Photo: Fraunhofer IWU

The term “lean production” has its roots in the manufacturing systems that Toyota introduced in the 1950s. These systems typically feature short storage times, small batch sizes, teamwork, and close relationships with suppliers. The idea is to boost productivity, improve the quality of the products, and make the production apparatus more flexible.
In the future, production systems could well rely on additive manufacturing processes. These are very different to conventional approaches like, say, milling a block of material into shape or using a casting mould. Additive manufacturing is all about tool-free, computer-based technologies. Using 3D data from CAD systems, the process makes objects by building up layers of material like plastic or metal. Examples of these technologies are stereolithography, which uses a UV laser to create and solidify layers of photopolymer, and selective laser melting, which uses a laser to build an object layer by layer from a metal powder bed. These systems are likely to make up an increasingly large share of future production processes. They reduce the amount of material that goes to waste during manufacturing, and offer a wealth of possibilities for designing geometric objects. The technology can, for instance, produce parts that have any number of curved channels running through them, or can fill whole sections of an object with a honeycomb structure to make it as lightweight as possible. One area where additive technology is already being used on a large scale is in dental restorations (specifically, the metal substructures for false teeth).
At the moment the process is mostly limited to one-off production, which means it only makes individual or very small batches of complex objects. But by 2020, versions of the technology will be available that can work continuously and therefore also produce larger batches. The range of materials that can be used in additive manufacturing is growing all the time, and the scope for combining different materials will continue to expand in future.
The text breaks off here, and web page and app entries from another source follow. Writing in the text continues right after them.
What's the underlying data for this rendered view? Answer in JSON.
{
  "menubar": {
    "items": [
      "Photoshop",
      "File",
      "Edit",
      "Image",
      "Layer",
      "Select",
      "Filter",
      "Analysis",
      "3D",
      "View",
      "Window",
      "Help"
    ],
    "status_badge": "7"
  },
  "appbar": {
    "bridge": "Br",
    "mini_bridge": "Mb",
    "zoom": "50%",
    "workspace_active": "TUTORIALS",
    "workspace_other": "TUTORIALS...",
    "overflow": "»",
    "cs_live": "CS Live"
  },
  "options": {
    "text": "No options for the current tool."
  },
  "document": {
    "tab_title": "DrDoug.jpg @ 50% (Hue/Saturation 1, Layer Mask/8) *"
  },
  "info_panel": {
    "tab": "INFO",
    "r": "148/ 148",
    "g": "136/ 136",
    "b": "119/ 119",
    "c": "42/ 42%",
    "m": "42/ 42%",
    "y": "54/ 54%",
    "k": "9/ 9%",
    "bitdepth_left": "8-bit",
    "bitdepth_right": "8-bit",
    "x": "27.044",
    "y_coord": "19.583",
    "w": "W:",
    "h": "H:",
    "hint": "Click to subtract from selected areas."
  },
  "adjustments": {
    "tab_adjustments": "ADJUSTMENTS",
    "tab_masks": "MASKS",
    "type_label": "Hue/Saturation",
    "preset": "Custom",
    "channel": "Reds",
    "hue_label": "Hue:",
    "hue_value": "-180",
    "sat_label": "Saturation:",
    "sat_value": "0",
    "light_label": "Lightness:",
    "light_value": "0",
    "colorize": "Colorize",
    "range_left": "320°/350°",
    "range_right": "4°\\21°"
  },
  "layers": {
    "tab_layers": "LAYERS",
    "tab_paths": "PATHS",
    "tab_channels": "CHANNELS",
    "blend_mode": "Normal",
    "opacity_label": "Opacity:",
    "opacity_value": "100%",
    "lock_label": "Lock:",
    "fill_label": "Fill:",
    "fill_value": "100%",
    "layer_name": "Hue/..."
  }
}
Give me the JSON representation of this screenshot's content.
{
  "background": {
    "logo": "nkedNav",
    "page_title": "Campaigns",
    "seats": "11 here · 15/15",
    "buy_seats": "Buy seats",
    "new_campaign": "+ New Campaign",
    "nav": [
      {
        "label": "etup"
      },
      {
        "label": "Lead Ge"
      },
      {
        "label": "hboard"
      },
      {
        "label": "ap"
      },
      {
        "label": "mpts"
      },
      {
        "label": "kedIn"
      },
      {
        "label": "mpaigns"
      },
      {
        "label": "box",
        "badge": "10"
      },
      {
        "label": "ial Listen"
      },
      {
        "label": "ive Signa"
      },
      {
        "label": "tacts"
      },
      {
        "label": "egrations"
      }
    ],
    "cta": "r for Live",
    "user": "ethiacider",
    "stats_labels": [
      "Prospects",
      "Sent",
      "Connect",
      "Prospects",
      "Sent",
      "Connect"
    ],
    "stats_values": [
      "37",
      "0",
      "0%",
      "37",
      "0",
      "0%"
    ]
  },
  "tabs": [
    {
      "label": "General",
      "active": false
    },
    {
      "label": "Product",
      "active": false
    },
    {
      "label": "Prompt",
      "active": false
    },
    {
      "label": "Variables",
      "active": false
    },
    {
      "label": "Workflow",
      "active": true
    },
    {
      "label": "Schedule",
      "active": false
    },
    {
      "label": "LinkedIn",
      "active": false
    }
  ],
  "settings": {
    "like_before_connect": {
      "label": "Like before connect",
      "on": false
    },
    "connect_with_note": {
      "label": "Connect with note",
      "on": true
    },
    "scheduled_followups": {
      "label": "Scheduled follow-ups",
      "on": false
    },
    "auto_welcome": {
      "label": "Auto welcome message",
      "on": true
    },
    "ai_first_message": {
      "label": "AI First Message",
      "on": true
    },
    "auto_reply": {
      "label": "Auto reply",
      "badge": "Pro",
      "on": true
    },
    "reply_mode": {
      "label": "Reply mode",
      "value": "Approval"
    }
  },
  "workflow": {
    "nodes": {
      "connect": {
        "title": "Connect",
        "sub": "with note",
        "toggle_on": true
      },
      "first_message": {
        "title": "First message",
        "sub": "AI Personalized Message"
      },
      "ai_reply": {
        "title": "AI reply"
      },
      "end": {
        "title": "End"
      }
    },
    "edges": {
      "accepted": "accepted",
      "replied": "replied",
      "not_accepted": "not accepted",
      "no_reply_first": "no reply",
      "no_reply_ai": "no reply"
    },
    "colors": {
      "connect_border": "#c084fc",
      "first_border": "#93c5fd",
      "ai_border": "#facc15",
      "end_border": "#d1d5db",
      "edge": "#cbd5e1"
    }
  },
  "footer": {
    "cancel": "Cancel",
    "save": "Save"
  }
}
Claus Aumund-Kopp, Project Manager for powder technology and additive manufacturing at the Fraunhofer Institute for Manufacturing Technology and Advanced Materials (IFAM), answered this question.